Finding the right email encryption service provider to fit your specific business needs can be an overwhelming process and an overall tough decision. Dozens of terms and acronyms pop up from industry to industry when data compliance comes into question, such as HIPAA, FERPA, GDPR (if you live in Europe), FINRA, and many more. It can become even more confusing when you start to hear terms like “military-grade encryption” or “AES-256 encryption”. If you’ve spent any time working in the cybersecurity field these terms may sound familiar to you but for those who haven’t, it’s helpful to understand the meaning behind them so you can decide whether military-grade encryption is right for you or your business.

 Cybersecurity experts have warned that “military-grade encryption” is just a tactic or marketing gimmick used to persuade people into purchasing software they don’t need, while others swear by it. Regardless, knowing what military-grade encryption does and how it works can help you further decide if it’s right for you. Keep in mind no organization or business is immune to cyber-attacks, if you’re dealing with sensitive information like ePHI or any other sensitive data it is recommended that you use an encryption service for data protection. Securing sensitive data at rest and in transit should be a top priority, especially if you work in the healthcare industry.

What Does Encryption Do?

An encryption algorithm or ciphering online data is the process of converting letters and numbers into disguised code that hides the true meaning of the data. Have you ever seen the Matrix? The binary code or green rain that you see depicts the simulated reality of the “Matrix” on screen with kinetic typography. A similar process is being used when encrypting online data such as email. When you use an encryption service to send an encrypted email or message it takes the information and scrambles it to look like gibberish, a person can decrypt an encrypted email but the only way to do so is if you were to use a device that can see in two dimensions. That typically involves an installed camera to read the code and an algorithm to decode it. Military-grade data encryption or AES-256 block cipher has never been cracked, yet… Using an unencrypted email service such as Microsoft Outlook or Gmail to send private data could spell disaster if it falls into the wrong hands unless you use an email service that specializes in email encryption.

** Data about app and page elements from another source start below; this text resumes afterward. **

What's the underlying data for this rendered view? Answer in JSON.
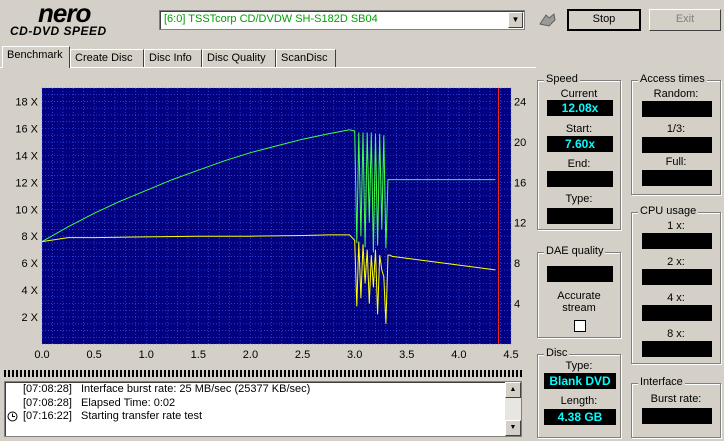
{
  "logo": {
    "brand": "nero",
    "product": "CD-DVD SPEED"
  },
  "drive": {
    "selected": "[6:0]   TSSTcorp CD/DVDW SH-S182D SB04"
  },
  "buttons": {
    "stop": "Stop",
    "exit": "Exit"
  },
  "tabs": [
    "Benchmark",
    "Create Disc",
    "Disc Info",
    "Disc Quality",
    "ScanDisc"
  ],
  "chart_data": {
    "type": "line",
    "x_ticks": [
      "0.0",
      "0.5",
      "1.0",
      "1.5",
      "2.0",
      "2.5",
      "3.0",
      "3.5",
      "4.0",
      "4.5"
    ],
    "y_left_ticks": [
      "2 X",
      "4 X",
      "6 X",
      "8 X",
      "10 X",
      "12 X",
      "14 X",
      "16 X",
      "18 X"
    ],
    "y_right_ticks": [
      "4",
      "8",
      "12",
      "16",
      "20",
      "24"
    ],
    "xlim": [
      0,
      4.5
    ],
    "ylim_left": [
      0,
      19
    ],
    "ylim_right": [
      0,
      25.33
    ],
    "max_capacity_marker_x": 4.38,
    "grid": true,
    "colors": {
      "background": "#000080",
      "grid": "#4060ff",
      "speed": "#40ff40",
      "rpm": "#ffff00",
      "marker": "#ff2020"
    },
    "series": [
      {
        "color": "#40ff40",
        "x": [
          0.0,
          0.25,
          0.5,
          0.75,
          1.0,
          1.25,
          1.5,
          1.75,
          2.0,
          2.25,
          2.5,
          2.75,
          2.95,
          3.0,
          3.02,
          3.04,
          3.06,
          3.08,
          3.1,
          3.12,
          3.14,
          3.16,
          3.18,
          3.2,
          3.22,
          3.24,
          3.26,
          3.28,
          3.3,
          3.32,
          3.34,
          3.36,
          4.35
        ],
        "y": [
          7.6,
          8.7,
          9.7,
          10.6,
          11.4,
          12.2,
          12.9,
          13.6,
          14.2,
          14.7,
          15.2,
          15.6,
          15.9,
          15.8,
          7.5,
          15.7,
          8.0,
          15.7,
          7.2,
          15.7,
          9.0,
          15.7,
          6.8,
          15.6,
          7.3,
          15.6,
          8.5,
          15.5,
          7.1,
          12.2,
          12.2,
          12.2,
          12.2
        ]
      },
      {
        "color": "#ffff00",
        "x": [
          0.0,
          0.25,
          0.5,
          1.0,
          1.5,
          2.0,
          2.5,
          2.75,
          2.95,
          3.0,
          3.02,
          3.04,
          3.06,
          3.08,
          3.1,
          3.12,
          3.14,
          3.16,
          3.18,
          3.2,
          3.22,
          3.24,
          3.26,
          3.28,
          3.3,
          3.32,
          3.34,
          3.36,
          4.35
        ],
        "y": [
          7.6,
          7.9,
          7.9,
          7.95,
          8.0,
          8.0,
          8.05,
          8.1,
          8.1,
          7.7,
          2.8,
          7.6,
          3.4,
          7.4,
          4.5,
          7.0,
          3.0,
          6.6,
          4.2,
          7.0,
          2.2,
          6.6,
          5.5,
          5.0,
          1.5,
          6.6,
          6.6,
          6.5,
          5.5
        ]
      }
    ]
  },
  "log": {
    "entries": [
      {
        "time": "[07:08:28]",
        "message": "Interface burst rate: 25 MB/sec (25377 KB/sec)"
      },
      {
        "time": "[07:08:28]",
        "message": "Elapsed Time:  0:02"
      },
      {
        "time": "[07:16:22]",
        "message": "Starting transfer rate test"
      }
    ]
  },
  "speed": {
    "title": "Speed",
    "current_label": "Current",
    "current_value": "12.08x",
    "start_label": "Start:",
    "start_value": "7.60x",
    "end_label": "End:",
    "end_value": "",
    "type_label": "Type:",
    "type_value": ""
  },
  "access": {
    "title": "Access times",
    "random_label": "Random:",
    "third_label": "1/3:",
    "full_label": "Full:"
  },
  "cpu": {
    "title": "CPU usage",
    "x1": "1 x:",
    "x2": "2 x:",
    "x4": "4 x:",
    "x8": "8 x:"
  },
  "dae": {
    "title": "DAE quality",
    "accurate_label": "Accurate\nstream"
  },
  "disc": {
    "title": "Disc",
    "type_label": "Type:",
    "type_value": "Blank DVD",
    "length_label": "Length:",
    "length_value": "4.38 GB"
  },
  "interface": {
    "title": "Interface",
    "burst_label": "Burst rate:"
  }
}
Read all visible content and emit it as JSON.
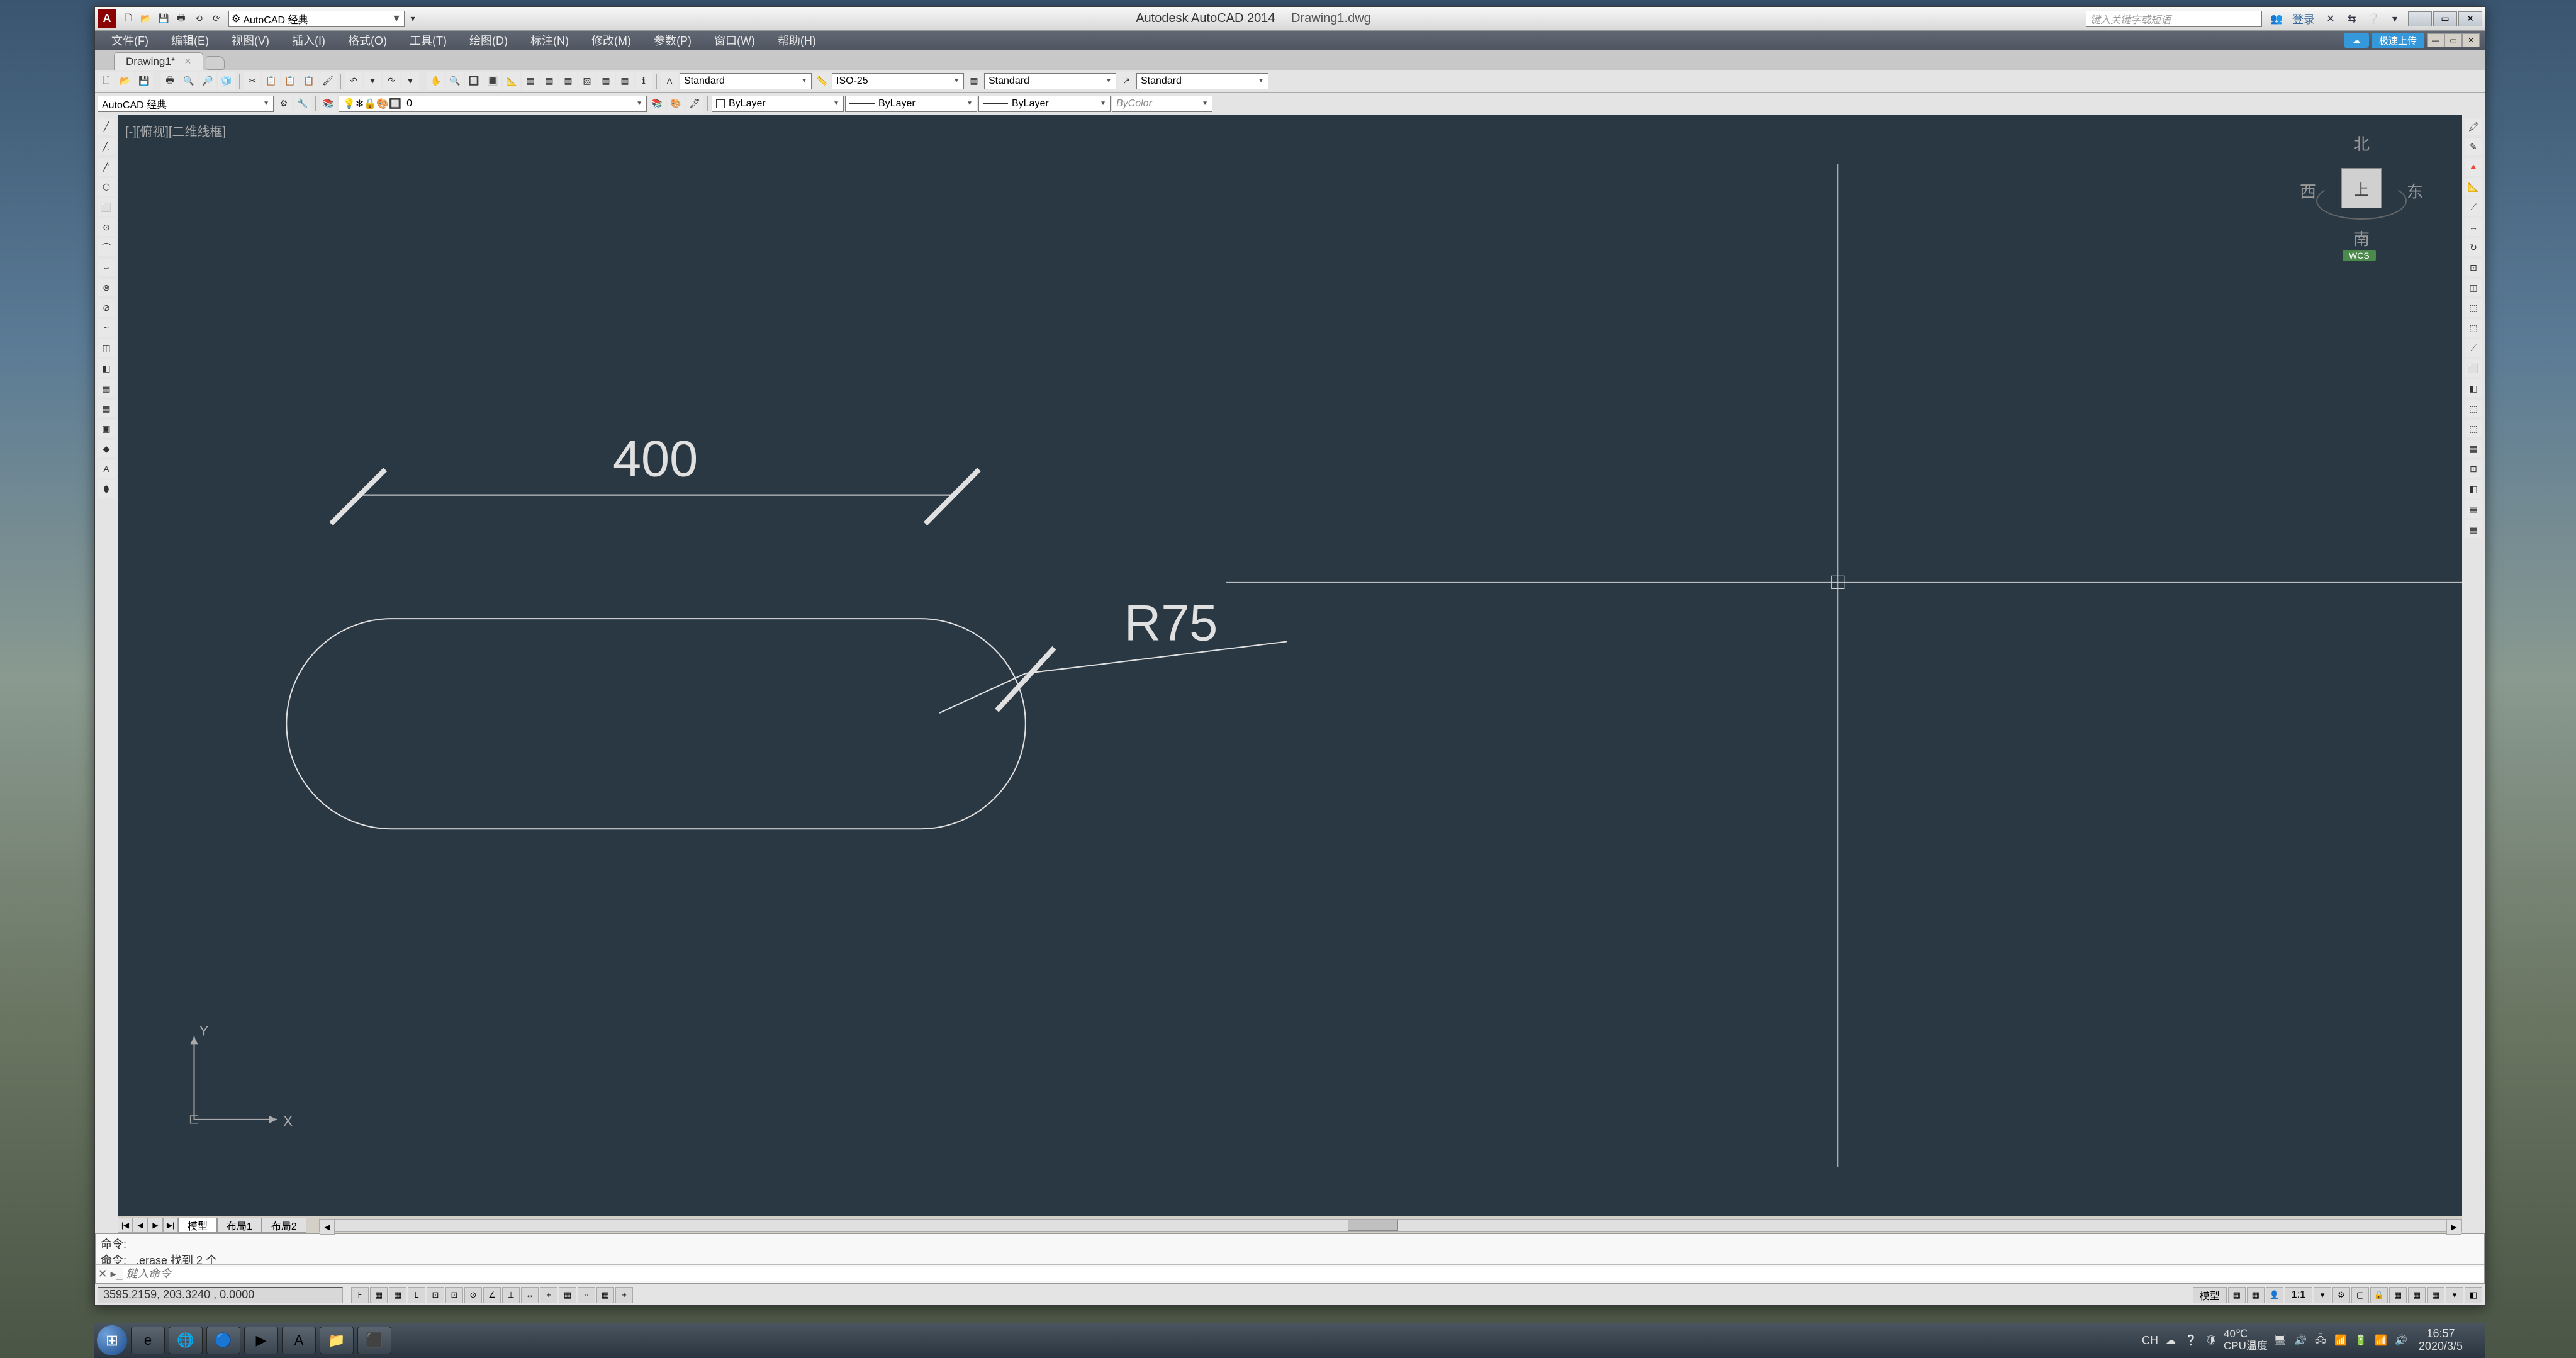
{
  "title_bar": {
    "logo": "A",
    "qat": [
      "🗋",
      "📂",
      "💾",
      "🖶",
      "⟲",
      "⟳",
      "▾"
    ],
    "workspace_dd": "AutoCAD 经典",
    "app_name": "Autodesk AutoCAD 2014",
    "doc_name": "Drawing1.dwg",
    "search_placeholder": "键入关键字或短语",
    "login_text": "登录",
    "right_icons": [
      "👥",
      "✕",
      "⇆",
      "❔",
      "▾"
    ]
  },
  "menu": {
    "items": [
      "文件(F)",
      "编辑(E)",
      "视图(V)",
      "插入(I)",
      "格式(O)",
      "工具(T)",
      "绘图(D)",
      "标注(N)",
      "修改(M)",
      "参数(P)",
      "窗口(W)",
      "帮助(H)"
    ],
    "upload_badge": "极速上传"
  },
  "doc_tabs": {
    "active": "Drawing1*",
    "close": "✕"
  },
  "toolbar1": {
    "file_icons": [
      "🗋",
      "📂",
      "💾",
      "🖶",
      "🔍",
      "🔎",
      "🧊"
    ],
    "edit_icons": [
      "✂",
      "📋",
      "📋",
      "📋",
      "🖌",
      "↶",
      "▾",
      "↷",
      "▾"
    ],
    "view_icons": [
      "✋",
      "🔍",
      "🔲",
      "🔳",
      "📐",
      "▦",
      "▦",
      "▦",
      "▧",
      "▦",
      "▦",
      "ℹ"
    ],
    "text_style": "Standard",
    "dim_style": "ISO-25",
    "table_style": "Standard",
    "mleader_style": "Standard"
  },
  "toolbar2": {
    "workspace": "AutoCAD 经典",
    "ws_icons": [
      "⚙",
      "🔧"
    ],
    "layer_icons": [
      "💡",
      "❄",
      "🔒",
      "🎨",
      "🔲"
    ],
    "layer_text": "0",
    "layer_btns": [
      "📚",
      "🎨",
      "🖋"
    ],
    "color_dd": "ByLayer",
    "linetype_dd": "ByLayer",
    "lineweight_dd": "ByLayer",
    "plot_dd": "ByColor"
  },
  "left_tools": [
    "╱",
    "╱.",
    "╱'",
    "⬡",
    "⬜",
    "⊙",
    "⌒",
    "⌣",
    "⊗",
    "⊘",
    "~",
    "◫",
    "◧",
    "▦",
    "▦",
    "▣",
    "◆",
    "A",
    "⬮"
  ],
  "right_tools": [
    "🖍",
    "✎",
    "🔺",
    "📐",
    "⟋",
    "↔",
    "↻",
    "⊡",
    "◫",
    "⬚",
    "⬚",
    "⟋",
    "⬜",
    "◧",
    "⬚",
    "⬚",
    "▦",
    "⊡",
    "◧",
    "▦",
    "▦"
  ],
  "viewport": {
    "label": "[-][俯视][二维线框]",
    "dim400": "400",
    "dimR75": "R75",
    "ucs_x": "X",
    "ucs_y": "Y",
    "viewcube": {
      "n": "北",
      "s": "南",
      "e": "东",
      "w": "西",
      "top": "上",
      "wcs": "WCS"
    }
  },
  "sheet_tabs": {
    "nav": [
      "|◀",
      "◀",
      "▶",
      "▶|"
    ],
    "tabs": [
      "模型",
      "布局1",
      "布局2"
    ]
  },
  "command": {
    "hist1": "命令:",
    "hist2": "命令: _.erase 找到 2 个",
    "prompt": "键入命令"
  },
  "status_bar": {
    "coords": "3595.2159, 203.3240 , 0.0000",
    "toggles": [
      "⊦",
      "▦",
      "▦",
      "L",
      "⊡",
      "⊡",
      "⊙",
      "∠",
      "⊥",
      "↔",
      "+",
      "▦",
      "▫",
      "▦",
      "+"
    ],
    "right": {
      "model": "模型",
      "icons": [
        "▦",
        "▦",
        "👤",
        "1:1",
        "▾",
        "⚙",
        "▢",
        "🔒",
        "▦",
        "▦",
        "▦",
        "▾",
        "◧"
      ]
    }
  },
  "taskbar": {
    "start": "⊞",
    "items_icons": [
      "e",
      "🌐",
      "🔵",
      "▶",
      "A",
      "📁",
      "⬛"
    ],
    "items_names": [
      "ie",
      "chrome",
      "app",
      "media",
      "autocad",
      "explorer",
      "recorder"
    ],
    "tray": {
      "lang": "CH",
      "icons": [
        "☁",
        "❔",
        "🛡",
        "🖥",
        "🔊",
        "🖧",
        "📶",
        "🔋",
        "📶",
        "🔊"
      ],
      "temp1": "40℃",
      "temp2": "CPU温度",
      "time": "16:57",
      "date": "2020/3/5"
    }
  }
}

So, What is Military-Grade Data Encryption

“Military-grade” refers to AES-256-bit encryption keys (Advanced Encryption Standard), this was established for federal compliance with the U.S. government and Federal Information Processing Standards (FIPS) which regulate the handling of private information. It is also the data encryption standard used by all service branches of the military to protect and secure sensitive data. The U.S. government has publicly stated that AES-128 encryption is used for unclassified information while AES-256 encryption is used for top-secret classified information.

Although these terms may not matter much to a person who isn’t an IT specialist, system administrator or involved with cybersecurity, it’s necessary for businesses and organizations who are dealing with sensitive information to know and understand. When it comes to online security, especially for those who work in healthcare or education applying anything less than AES-256-bit encryption could lead to major online breaches exposing private information to the wrong person. AES-256-bit encryption, while many have tried, still hasn’t been cracked or breached. If AES encryption is installed properly no practical online attack or breach would be able to crack it.

Do You Need Military-Grade Data Encryption?

In short, yes you should use military-grade data encryption to protect your sensitive online information, especially when using email. If you work in healthcare, education, law, insurance, or any other industry that accesses, processes, or sends information that is linked to a specific individual then using AES-256-bit encryption should be a no-brainer. The only way to truly protect private data online from hackers is to use an encryption service so all of your attachments, emails, banking information, social security numbers, private addresses, and credit card information is protected in both storage and transit from brute force hackers should you need to access, send, or transfer any of this information. VPN services can also help you stay protected from hackers and online breaches. A Virtual Private Network (VPN) extends a private network across a public one so users can share and receive private data across a shared or public network.